Interface dataset entries
━━━━━━━━━━━━━━━━━━━━━━━━━━━━━━

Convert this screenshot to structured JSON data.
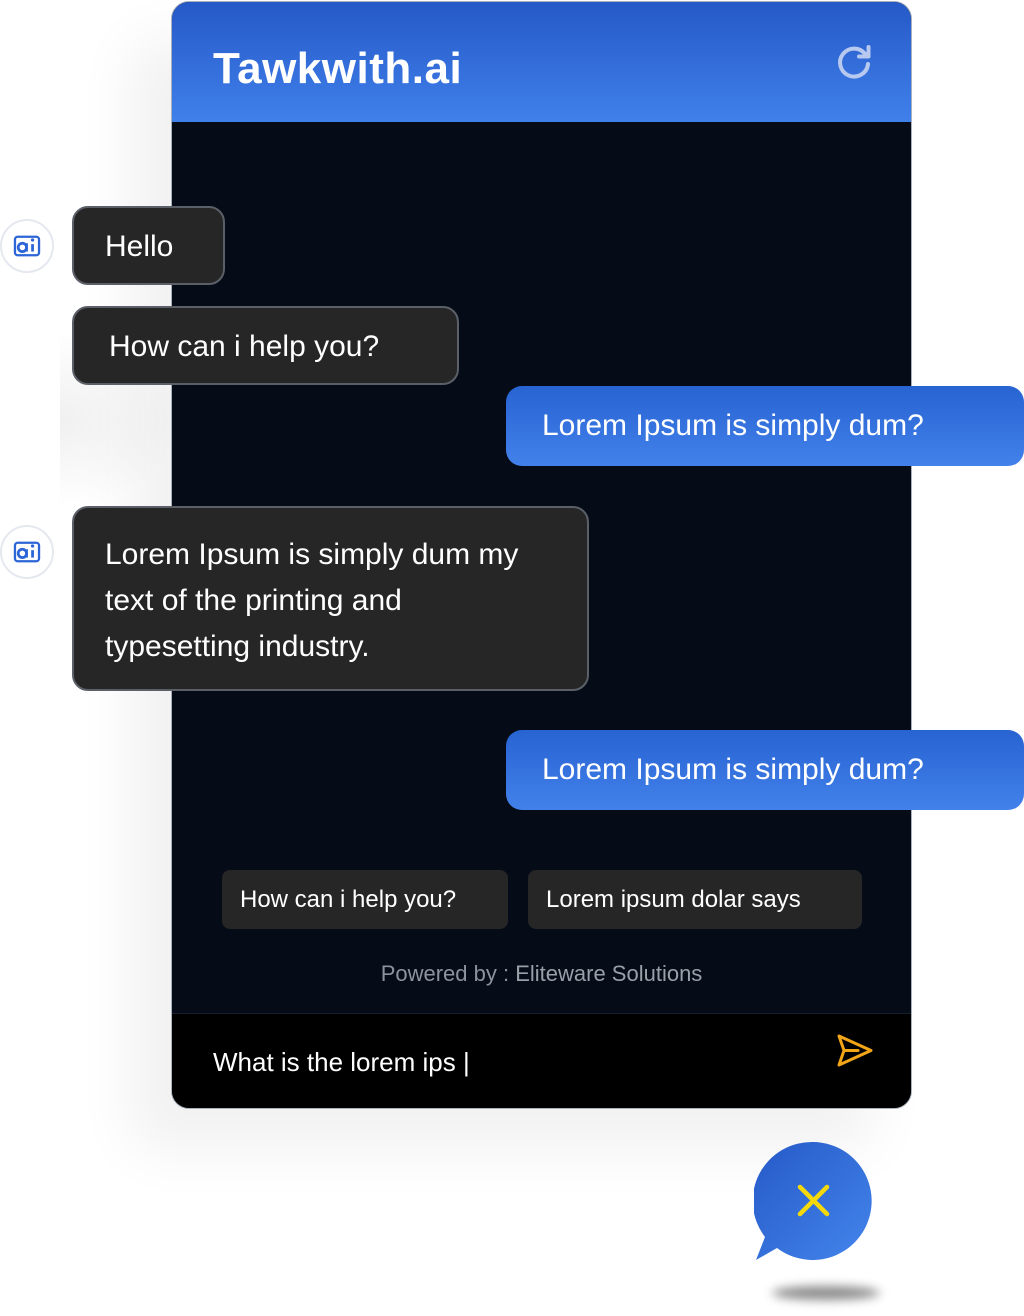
{
  "app": {
    "title": "Tawkwith.ai"
  },
  "messages": {
    "m1": "Hello",
    "m2": "How can i help you?",
    "m3": "Lorem Ipsum is simply dum?",
    "m4_line1": "Lorem Ipsum is simply dum my",
    "m4_line2": "text of the printing and",
    "m4_line3": "typesetting industry.",
    "m5": "Lorem Ipsum is simply dum?"
  },
  "quick_replies": [
    "How can i help you?",
    "Lorem ipsum dolar says"
  ],
  "footer": {
    "powered_label": "Powered by : ",
    "powered_brand": "Eliteware Solutions"
  },
  "input": {
    "value": "What is the lorem ips |"
  },
  "icons": {
    "refresh": "refresh-icon",
    "avatar": "ai-logo-icon",
    "send": "send-icon",
    "close": "close-icon"
  },
  "colors": {
    "brand_blue": "#2c66d6",
    "header_gradient_top": "#2559c7",
    "header_gradient_bottom": "#4080ea",
    "chat_background": "#050c17",
    "bot_bubble": "#262626",
    "send_icon": "#f2a516",
    "close_icon": "#f5d90a"
  }
}
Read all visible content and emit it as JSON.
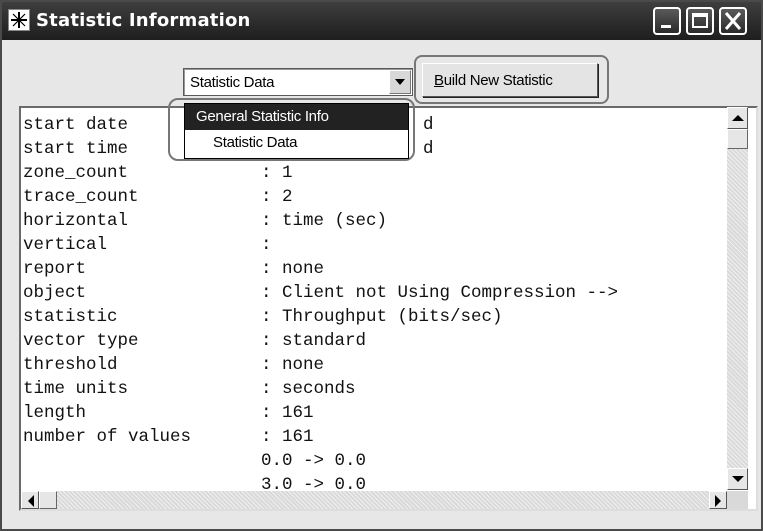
{
  "window": {
    "title": "Statistic Information",
    "icons": [
      "app-icon",
      "minimize-icon",
      "maximize-icon",
      "close-icon"
    ]
  },
  "toolbar": {
    "select_value": "Statistic Data",
    "build_label_pre": "",
    "build_label_mnemonic": "B",
    "build_label_rest": "uild New Statistic"
  },
  "dropdown": {
    "options": [
      "General Statistic Info",
      "Statistic Data"
    ],
    "highlighted": "General Statistic Info"
  },
  "content": {
    "rows": [
      {
        "key": "start date",
        "value": "d"
      },
      {
        "key": "start time",
        "value": "d"
      },
      {
        "key": "zone_count",
        "value": ": 1"
      },
      {
        "key": "trace_count",
        "value": ": 2"
      },
      {
        "key": "horizontal",
        "value": ": time (sec)"
      },
      {
        "key": "vertical",
        "value": ":"
      },
      {
        "key": "report",
        "value": ": none"
      },
      {
        "key": "object",
        "value": ": Client not Using Compression -->"
      },
      {
        "key": "statistic",
        "value": ": Throughput (bits/sec)"
      },
      {
        "key": "vector type",
        "value": ": standard"
      },
      {
        "key": "threshold",
        "value": ": none"
      },
      {
        "key": "time units",
        "value": ": seconds"
      },
      {
        "key": "length",
        "value": ": 161"
      },
      {
        "key": "number of values",
        "value": ": 161"
      },
      {
        "key": "",
        "value": "0.0 -> 0.0"
      },
      {
        "key": "",
        "value": "3.0 -> 0.0"
      }
    ]
  },
  "colors": {
    "titlebar": "#2a2a2a",
    "dropdown_selected": "#222222",
    "highlight_outline": "#777777"
  }
}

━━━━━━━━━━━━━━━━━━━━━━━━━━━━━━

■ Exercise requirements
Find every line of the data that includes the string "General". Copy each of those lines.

■ Response area
      "General Statistic Info",
    "highlighted": "General Statistic Info"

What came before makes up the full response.